> [Work instructions]: Report back every line of the entries that contains "true", exactly as written.

Page and application data records
--------------------------------

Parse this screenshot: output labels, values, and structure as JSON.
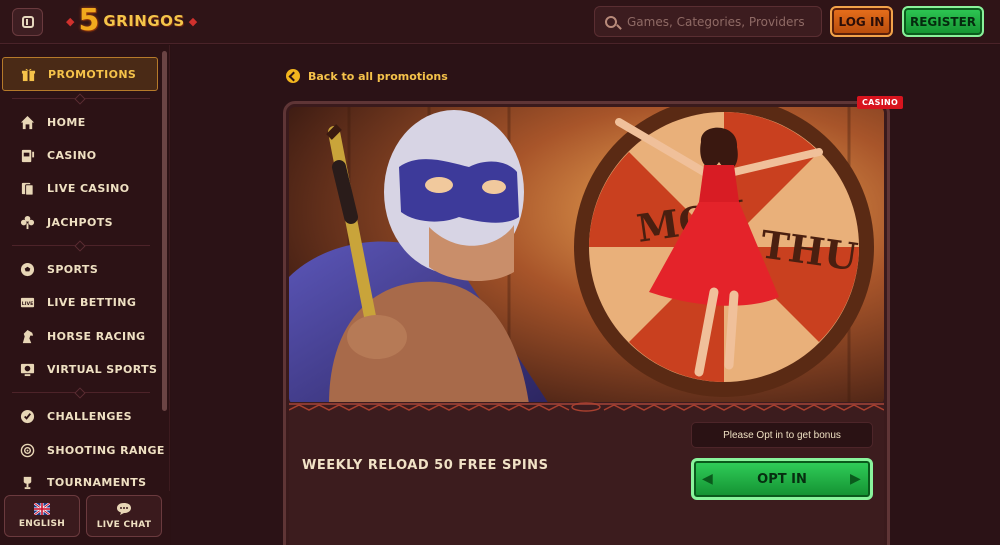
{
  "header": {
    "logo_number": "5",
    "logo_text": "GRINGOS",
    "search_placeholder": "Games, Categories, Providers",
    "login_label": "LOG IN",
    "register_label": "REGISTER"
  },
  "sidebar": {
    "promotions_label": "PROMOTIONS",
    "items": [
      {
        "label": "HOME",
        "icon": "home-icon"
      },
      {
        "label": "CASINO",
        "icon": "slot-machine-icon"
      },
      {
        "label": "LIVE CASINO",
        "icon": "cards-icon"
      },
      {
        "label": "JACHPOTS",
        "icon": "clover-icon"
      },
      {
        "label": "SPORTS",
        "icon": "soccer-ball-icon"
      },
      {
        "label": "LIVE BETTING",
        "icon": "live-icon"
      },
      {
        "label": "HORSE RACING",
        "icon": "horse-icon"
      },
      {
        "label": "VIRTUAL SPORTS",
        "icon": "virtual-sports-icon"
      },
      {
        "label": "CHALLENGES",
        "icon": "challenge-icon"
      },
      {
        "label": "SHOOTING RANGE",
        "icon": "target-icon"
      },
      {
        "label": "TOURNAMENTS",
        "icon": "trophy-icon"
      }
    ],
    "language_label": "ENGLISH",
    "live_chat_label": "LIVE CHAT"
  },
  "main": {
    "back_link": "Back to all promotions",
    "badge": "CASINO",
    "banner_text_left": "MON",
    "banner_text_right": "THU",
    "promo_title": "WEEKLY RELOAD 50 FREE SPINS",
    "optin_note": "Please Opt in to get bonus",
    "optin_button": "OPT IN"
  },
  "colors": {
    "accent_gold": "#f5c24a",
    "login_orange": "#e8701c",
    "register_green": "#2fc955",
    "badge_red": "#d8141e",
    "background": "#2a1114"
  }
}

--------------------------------

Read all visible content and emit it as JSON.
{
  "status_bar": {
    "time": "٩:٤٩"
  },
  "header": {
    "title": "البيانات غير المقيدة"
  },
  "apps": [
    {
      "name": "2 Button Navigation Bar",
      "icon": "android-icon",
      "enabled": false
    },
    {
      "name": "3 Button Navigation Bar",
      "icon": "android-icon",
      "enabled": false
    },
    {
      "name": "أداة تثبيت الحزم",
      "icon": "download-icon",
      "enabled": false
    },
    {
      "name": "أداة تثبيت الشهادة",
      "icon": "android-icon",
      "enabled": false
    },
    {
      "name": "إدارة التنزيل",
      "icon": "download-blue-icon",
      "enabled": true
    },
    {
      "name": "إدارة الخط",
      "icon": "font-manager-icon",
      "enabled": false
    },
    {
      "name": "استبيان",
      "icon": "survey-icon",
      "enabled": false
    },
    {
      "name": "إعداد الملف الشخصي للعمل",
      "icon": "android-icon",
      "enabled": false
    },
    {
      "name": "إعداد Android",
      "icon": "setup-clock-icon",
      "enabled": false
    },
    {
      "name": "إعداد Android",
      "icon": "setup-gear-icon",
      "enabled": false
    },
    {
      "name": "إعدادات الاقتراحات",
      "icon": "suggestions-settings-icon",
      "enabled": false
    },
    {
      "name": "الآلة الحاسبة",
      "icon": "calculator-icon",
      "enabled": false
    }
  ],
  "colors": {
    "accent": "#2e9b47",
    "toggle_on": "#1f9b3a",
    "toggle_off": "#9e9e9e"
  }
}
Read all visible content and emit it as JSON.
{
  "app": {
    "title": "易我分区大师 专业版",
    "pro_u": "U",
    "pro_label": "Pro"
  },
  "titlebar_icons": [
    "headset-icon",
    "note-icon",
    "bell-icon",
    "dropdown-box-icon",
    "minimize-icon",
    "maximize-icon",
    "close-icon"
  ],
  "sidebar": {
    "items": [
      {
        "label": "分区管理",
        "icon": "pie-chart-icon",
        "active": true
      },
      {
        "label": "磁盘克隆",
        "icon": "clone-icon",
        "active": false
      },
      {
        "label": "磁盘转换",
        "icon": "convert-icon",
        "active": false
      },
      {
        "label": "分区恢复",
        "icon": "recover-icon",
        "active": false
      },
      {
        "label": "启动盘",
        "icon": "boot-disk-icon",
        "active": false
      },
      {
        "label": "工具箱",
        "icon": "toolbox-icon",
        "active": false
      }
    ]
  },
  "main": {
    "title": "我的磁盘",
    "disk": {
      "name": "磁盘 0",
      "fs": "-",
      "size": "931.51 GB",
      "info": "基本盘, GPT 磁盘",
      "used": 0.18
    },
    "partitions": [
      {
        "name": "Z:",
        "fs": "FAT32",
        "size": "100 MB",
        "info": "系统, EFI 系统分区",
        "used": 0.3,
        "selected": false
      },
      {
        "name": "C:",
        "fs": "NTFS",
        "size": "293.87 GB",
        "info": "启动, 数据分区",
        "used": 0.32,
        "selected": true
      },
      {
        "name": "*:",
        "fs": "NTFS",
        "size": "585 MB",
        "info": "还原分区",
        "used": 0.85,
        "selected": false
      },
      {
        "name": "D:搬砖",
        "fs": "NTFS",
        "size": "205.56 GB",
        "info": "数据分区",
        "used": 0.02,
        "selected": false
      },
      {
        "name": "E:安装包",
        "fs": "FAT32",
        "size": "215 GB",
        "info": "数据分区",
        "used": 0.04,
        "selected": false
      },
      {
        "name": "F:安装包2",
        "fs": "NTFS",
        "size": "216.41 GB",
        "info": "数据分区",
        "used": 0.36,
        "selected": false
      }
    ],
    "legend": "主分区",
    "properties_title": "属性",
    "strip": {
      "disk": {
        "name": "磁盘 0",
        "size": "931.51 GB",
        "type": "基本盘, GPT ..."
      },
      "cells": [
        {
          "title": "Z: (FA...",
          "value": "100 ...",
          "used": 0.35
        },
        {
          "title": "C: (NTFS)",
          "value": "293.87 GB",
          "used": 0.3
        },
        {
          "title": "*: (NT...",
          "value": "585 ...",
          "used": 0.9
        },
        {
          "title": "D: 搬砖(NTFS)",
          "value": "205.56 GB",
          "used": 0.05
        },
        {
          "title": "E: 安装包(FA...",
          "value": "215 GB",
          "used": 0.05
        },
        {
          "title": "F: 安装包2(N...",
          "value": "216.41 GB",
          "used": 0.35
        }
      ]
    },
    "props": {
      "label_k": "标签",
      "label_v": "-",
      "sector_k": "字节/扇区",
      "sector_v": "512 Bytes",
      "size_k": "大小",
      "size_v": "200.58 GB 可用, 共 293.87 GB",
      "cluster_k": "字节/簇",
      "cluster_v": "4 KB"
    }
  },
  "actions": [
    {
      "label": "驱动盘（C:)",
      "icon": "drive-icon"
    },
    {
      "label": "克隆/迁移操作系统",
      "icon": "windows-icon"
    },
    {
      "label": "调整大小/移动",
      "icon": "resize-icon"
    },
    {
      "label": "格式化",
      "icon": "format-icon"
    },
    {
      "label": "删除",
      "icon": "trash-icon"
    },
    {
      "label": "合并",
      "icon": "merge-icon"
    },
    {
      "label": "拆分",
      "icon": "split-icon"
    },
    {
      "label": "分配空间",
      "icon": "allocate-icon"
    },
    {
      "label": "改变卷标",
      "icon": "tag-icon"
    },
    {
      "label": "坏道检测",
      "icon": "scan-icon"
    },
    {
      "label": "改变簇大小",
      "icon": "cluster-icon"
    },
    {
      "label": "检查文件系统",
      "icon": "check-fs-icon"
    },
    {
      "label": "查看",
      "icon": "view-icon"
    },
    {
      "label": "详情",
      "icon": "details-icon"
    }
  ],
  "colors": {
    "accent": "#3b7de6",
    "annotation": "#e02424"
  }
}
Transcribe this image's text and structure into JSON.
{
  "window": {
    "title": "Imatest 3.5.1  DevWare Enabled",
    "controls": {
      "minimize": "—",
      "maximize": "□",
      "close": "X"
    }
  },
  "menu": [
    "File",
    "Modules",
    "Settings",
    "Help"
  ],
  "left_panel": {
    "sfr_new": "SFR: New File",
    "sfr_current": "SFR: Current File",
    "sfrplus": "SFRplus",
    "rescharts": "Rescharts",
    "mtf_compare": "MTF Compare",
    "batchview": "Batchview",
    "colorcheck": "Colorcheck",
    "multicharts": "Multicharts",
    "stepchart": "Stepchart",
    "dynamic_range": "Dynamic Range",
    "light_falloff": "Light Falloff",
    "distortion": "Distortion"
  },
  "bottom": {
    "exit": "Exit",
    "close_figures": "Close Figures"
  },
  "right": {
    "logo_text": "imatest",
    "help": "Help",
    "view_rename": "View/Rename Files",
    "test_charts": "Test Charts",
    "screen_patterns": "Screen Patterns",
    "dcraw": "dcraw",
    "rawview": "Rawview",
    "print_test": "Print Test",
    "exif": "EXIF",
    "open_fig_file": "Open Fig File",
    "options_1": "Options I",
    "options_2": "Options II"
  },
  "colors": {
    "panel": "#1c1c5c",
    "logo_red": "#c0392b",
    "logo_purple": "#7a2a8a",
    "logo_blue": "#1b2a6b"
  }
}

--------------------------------

> [Written reply]:
      "enabled": true
        "active": true
        "selected": true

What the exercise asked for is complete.